**What you have to do**: The goal is to restate all of the records below word for word.

Stored items from a collection
____________________

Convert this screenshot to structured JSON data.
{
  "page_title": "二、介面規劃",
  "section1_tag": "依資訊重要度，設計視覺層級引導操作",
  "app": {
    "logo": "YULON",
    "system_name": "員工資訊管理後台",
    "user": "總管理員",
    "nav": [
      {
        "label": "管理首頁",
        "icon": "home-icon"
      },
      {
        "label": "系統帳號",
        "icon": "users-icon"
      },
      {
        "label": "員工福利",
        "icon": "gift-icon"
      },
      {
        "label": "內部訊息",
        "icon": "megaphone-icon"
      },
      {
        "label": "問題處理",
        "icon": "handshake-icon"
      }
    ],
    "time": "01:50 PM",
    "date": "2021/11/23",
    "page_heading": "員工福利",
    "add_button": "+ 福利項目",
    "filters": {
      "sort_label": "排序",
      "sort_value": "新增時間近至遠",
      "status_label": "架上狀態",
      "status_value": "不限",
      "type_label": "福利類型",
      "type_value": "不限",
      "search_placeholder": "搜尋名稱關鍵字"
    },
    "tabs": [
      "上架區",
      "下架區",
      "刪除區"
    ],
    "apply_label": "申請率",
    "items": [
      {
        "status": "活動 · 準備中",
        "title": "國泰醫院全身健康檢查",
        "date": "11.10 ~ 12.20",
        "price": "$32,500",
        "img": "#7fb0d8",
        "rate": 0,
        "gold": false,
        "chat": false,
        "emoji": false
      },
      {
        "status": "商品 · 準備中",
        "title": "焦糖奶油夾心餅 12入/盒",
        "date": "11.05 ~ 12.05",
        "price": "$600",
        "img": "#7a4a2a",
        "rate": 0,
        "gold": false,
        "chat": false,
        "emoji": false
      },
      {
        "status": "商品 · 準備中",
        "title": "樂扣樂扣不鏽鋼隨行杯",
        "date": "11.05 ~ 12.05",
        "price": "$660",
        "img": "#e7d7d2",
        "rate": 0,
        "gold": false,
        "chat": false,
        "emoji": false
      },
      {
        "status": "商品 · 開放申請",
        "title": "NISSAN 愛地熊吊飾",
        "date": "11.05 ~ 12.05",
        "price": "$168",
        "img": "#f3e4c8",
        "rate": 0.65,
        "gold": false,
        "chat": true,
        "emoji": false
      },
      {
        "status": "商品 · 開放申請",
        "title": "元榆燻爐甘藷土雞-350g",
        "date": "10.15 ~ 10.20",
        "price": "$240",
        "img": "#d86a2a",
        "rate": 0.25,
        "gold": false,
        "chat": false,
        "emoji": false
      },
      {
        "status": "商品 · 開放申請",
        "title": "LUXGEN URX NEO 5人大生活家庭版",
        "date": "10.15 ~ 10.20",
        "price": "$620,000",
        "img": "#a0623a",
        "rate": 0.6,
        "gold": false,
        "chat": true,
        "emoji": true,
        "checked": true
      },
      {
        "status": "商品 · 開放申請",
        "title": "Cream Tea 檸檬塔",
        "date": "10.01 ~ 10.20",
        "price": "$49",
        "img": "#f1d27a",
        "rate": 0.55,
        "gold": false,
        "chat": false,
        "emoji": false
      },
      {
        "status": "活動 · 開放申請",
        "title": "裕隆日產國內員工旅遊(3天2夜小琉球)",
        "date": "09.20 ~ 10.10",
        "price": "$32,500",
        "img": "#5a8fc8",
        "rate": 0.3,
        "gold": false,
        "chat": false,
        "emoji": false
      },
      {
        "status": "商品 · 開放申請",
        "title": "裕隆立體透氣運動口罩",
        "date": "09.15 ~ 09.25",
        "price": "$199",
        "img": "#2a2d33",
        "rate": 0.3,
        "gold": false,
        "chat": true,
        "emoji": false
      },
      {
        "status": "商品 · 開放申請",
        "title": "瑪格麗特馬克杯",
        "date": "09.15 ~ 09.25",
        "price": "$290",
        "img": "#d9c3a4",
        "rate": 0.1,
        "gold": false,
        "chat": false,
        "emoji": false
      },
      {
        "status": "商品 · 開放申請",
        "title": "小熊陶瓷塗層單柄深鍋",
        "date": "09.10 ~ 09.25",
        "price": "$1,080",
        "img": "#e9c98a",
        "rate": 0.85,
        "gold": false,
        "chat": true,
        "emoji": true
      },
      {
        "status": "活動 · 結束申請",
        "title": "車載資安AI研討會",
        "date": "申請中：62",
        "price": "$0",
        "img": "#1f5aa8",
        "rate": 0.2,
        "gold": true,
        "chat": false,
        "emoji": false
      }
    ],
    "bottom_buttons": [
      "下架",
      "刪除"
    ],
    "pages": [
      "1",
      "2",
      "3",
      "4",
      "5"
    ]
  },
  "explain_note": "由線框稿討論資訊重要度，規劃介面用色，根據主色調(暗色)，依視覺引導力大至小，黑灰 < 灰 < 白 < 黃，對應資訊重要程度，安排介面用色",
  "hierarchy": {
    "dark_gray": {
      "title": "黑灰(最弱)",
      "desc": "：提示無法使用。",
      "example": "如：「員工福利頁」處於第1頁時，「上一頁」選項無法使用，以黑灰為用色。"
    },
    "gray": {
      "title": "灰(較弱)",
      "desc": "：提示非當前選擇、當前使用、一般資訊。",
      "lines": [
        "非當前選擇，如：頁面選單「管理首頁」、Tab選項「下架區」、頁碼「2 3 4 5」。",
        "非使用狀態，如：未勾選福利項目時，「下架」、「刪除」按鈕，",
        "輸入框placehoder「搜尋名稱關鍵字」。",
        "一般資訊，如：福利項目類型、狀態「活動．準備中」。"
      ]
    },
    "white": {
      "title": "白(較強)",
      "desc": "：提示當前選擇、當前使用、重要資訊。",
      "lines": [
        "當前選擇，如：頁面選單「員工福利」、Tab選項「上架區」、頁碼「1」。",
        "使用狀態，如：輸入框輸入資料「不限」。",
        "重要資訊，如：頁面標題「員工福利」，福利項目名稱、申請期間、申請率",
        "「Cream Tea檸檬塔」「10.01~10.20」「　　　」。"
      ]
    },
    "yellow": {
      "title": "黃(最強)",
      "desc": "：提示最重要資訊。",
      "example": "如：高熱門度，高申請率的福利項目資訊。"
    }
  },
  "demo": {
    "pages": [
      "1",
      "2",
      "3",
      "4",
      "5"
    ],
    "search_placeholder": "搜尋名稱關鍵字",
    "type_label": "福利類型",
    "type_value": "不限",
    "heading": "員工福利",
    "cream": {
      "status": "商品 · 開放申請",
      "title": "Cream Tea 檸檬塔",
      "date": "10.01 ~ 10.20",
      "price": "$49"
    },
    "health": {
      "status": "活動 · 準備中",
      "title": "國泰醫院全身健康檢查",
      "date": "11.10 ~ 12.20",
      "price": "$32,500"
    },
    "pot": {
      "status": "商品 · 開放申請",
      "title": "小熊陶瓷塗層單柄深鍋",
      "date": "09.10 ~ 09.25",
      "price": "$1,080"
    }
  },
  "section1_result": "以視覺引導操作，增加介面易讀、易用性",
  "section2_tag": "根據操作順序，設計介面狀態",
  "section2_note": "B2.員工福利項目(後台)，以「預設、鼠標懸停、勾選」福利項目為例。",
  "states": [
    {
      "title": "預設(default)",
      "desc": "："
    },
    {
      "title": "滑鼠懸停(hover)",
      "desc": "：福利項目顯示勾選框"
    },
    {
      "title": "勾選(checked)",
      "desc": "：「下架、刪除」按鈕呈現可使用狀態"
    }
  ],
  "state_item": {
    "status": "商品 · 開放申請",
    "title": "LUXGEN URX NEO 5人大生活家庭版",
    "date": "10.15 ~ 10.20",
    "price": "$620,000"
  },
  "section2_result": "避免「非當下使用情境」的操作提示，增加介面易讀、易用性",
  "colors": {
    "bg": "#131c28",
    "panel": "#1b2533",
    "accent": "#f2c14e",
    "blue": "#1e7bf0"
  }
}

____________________

**Your solution**:
Convert this screenshot to structured JSON data.
{
  "page_title": "二、介面規劃",
  "section1_tag": "依資訊重要度，設計視覺層級引導操作",
  "app": {
    "logo": "YULON",
    "system_name": "員工資訊管理後台",
    "user": "總管理員",
    "nav": [
      {
        "label": "管理首頁",
        "icon": "home-icon"
      },
      {
        "label": "系統帳號",
        "icon": "users-icon"
      },
      {
        "label": "員工福利",
        "icon": "gift-icon"
      },
      {
        "label": "內部訊息",
        "icon": "megaphone-icon"
      },
      {
        "label": "問題處理",
        "icon": "handshake-icon"
      }
    ],
    "time": "01:50 PM",
    "date": "2021/11/23",
    "page_heading": "員工福利",
    "add_button": "+ 福利項目",
    "filters": {
      "sort_label": "排序",
      "sort_value": "新增時間近至遠",
      "status_label": "架上狀態",
      "status_value": "不限",
      "type_label": "福利類型",
      "type_value": "不限",
      "search_placeholder": "搜尋名稱關鍵字"
    },
    "tabs": [
      "上架區",
      "下架區",
      "刪除區"
    ],
    "apply_label": "申請率",
    "items": [
      {
        "status": "活動 · 準備中",
        "title": "國泰醫院全身健康檢查",
        "date": "11.10 ~ 12.20",
        "price": "$32,500",
        "img": "#7fb0d8",
        "rate": 0,
        "gold": false,
        "chat": false,
        "emoji": false
      },
      {
        "status": "商品 · 準備中",
        "title": "焦糖奶油夾心餅 12入/盒",
        "date": "11.05 ~ 12.05",
        "price": "$600",
        "img": "#7a4a2a",
        "rate": 0,
        "gold": false,
        "chat": false,
        "emoji": false
      },
      {
        "status": "商品 · 準備中",
        "title": "樂扣樂扣不鏽鋼隨行杯",
        "date": "11.05 ~ 12.05",
        "price": "$660",
        "img": "#e7d7d2",
        "rate": 0,
        "gold": false,
        "chat": false,
        "emoji": false
      },
      {
        "status": "商品 · 開放申請",
        "title": "NISSAN 愛地熊吊飾",
        "date": "11.05 ~ 12.05",
        "price": "$168",
        "img": "#f3e4c8",
        "rate": 0.65,
        "gold": false,
        "chat": true,
        "emoji": false
      },
      {
        "status": "商品 · 開放申請",
        "title": "元榆燻爐甘藷土雞-350g",
        "date": "10.15 ~ 10.20",
        "price": "$240",
        "img": "#d86a2a",
        "rate": 0.25,
        "gold": false,
        "chat": false,
        "emoji": false
      },
      {
        "status": "商品 · 開放申請",
        "title": "LUXGEN URX NEO 5人大生活家庭版",
        "date": "10.15 ~ 10.20",
        "price": "$620,000",
        "img": "#a0623a",
        "rate": 0.6,
        "gold": false,
        "chat": true,
        "emoji": true,
        "checked": true
      },
      {
        "status": "商品 · 開放申請",
        "title": "Cream Tea 檸檬塔",
        "date": "10.01 ~ 10.20",
        "price": "$49",
        "img": "#f1d27a",
        "rate": 0.55,
        "gold": false,
        "chat": false,
        "emoji": false
      },
      {
        "status": "活動 · 開放申請",
        "title": "裕隆日產國內員工旅遊(3天2夜小琉球)",
        "date": "09.20 ~ 10.10",
        "price": "$32,500",
        "img": "#5a8fc8",
        "rate": 0.3,
        "gold": false,
        "chat": false,
        "emoji": false
      },
      {
        "status": "商品 · 開放申請",
        "title": "裕隆立體透氣運動口罩",
        "date": "09.15 ~ 09.25",
        "price": "$199",
        "img": "#2a2d33",
        "rate": 0.3,
        "gold": false,
        "chat": true,
        "emoji": false
      },
      {
        "status": "商品 · 開放申請",
        "title": "瑪格麗特馬克杯",
        "date": "09.15 ~ 09.25",
        "price": "$290",
        "img": "#d9c3a4",
        "rate": 0.1,
        "gold": false,
        "chat": false,
        "emoji": false
      },
      {
        "status": "商品 · 開放申請",
        "title": "小熊陶瓷塗層單柄深鍋",
        "date": "09.10 ~ 09.25",
        "price": "$1,080",
        "img": "#e9c98a",
        "rate": 0.85,
        "gold": false,
        "chat": true,
        "emoji": true
      },
      {
        "status": "活動 · 結束申請",
        "title": "車載資安AI研討會",
        "date": "申請中：62",
        "price": "$0",
        "img": "#1f5aa8",
        "rate": 0.2,
        "gold": true,
        "chat": false,
        "emoji": false
      }
    ],
    "bottom_buttons": [
      "下架",
      "刪除"
    ],
    "pages": [
      "1",
      "2",
      "3",
      "4",
      "5"
    ]
  },
  "explain_note": "由線框稿討論資訊重要度，規劃介面用色，根據主色調(暗色)，依視覺引導力大至小，黑灰 < 灰 < 白 < 黃，對應資訊重要程度，安排介面用色",
  "hierarchy": {
    "dark_gray": {
      "title": "黑灰(最弱)",
      "desc": "：提示無法使用。",
      "example": "如：「員工福利頁」處於第1頁時，「上一頁」選項無法使用，以黑灰為用色。"
    },
    "gray": {
      "title": "灰(較弱)",
      "desc": "：提示非當前選擇、當前使用、一般資訊。",
      "lines": [
        "非當前選擇，如：頁面選單「管理首頁」、Tab選項「下架區」、頁碼「2 3 4 5」。",
        "非使用狀態，如：未勾選福利項目時，「下架」、「刪除」按鈕，",
        "輸入框placehoder「搜尋名稱關鍵字」。",
        "一般資訊，如：福利項目類型、狀態「活動．準備中」。"
      ]
    },
    "white": {
      "title": "白(較強)",
      "desc": "：提示當前選擇、當前使用、重要資訊。",
      "lines": [
        "當前選擇，如：頁面選單「員工福利」、Tab選項「上架區」、頁碼「1」。",
        "使用狀態，如：輸入框輸入資料「不限」。",
        "重要資訊，如：頁面標題「員工福利」，福利項目名稱、申請期間、申請率",
        "「Cream Tea檸檬塔」「10.01~10.20」「　　　」。"
      ]
    },
    "yellow": {
      "title": "黃(最強)",
      "desc": "：提示最重要資訊。",
      "example": "如：高熱門度，高申請率的福利項目資訊。"
    }
  },
  "demo": {
    "pages": [
      "1",
      "2",
      "3",
      "4",
      "5"
    ],
    "search_placeholder": "搜尋名稱關鍵字",
    "type_label": "福利類型",
    "type_value": "不限",
    "heading": "員工福利",
    "cream": {
      "status": "商品 · 開放申請",
      "title": "Cream Tea 檸檬塔",
      "date": "10.01 ~ 10.20",
      "price": "$49"
    },
    "health": {
      "status": "活動 · 準備中",
      "title": "國泰醫院全身健康檢查",
      "date": "11.10 ~ 12.20",
      "price": "$32,500"
    },
    "pot": {
      "status": "商品 · 開放申請",
      "title": "小熊陶瓷塗層單柄深鍋",
      "date": "09.10 ~ 09.25",
      "price": "$1,080"
    }
  },
  "section1_result": "以視覺引導操作，增加介面易讀、易用性",
  "section2_tag": "根據操作順序，設計介面狀態",
  "section2_note": "B2.員工福利項目(後台)，以「預設、鼠標懸停、勾選」福利項目為例。",
  "states": [
    {
      "title": "預設(default)",
      "desc": "："
    },
    {
      "title": "滑鼠懸停(hover)",
      "desc": "：福利項目顯示勾選框"
    },
    {
      "title": "勾選(checked)",
      "desc": "：「下架、刪除」按鈕呈現可使用狀態"
    }
  ],
  "state_item": {
    "status": "商品 · 開放申請",
    "title": "LUXGEN URX NEO 5人大生活家庭版",
    "date": "10.15 ~ 10.20",
    "price": "$620,000"
  },
  "section2_result": "避免「非當下使用情境」的操作提示，增加介面易讀、易用性",
  "colors": {
    "bg": "#131c28",
    "panel": "#1b2533",
    "accent": "#f2c14e",
    "blue": "#1e7bf0"
  }
}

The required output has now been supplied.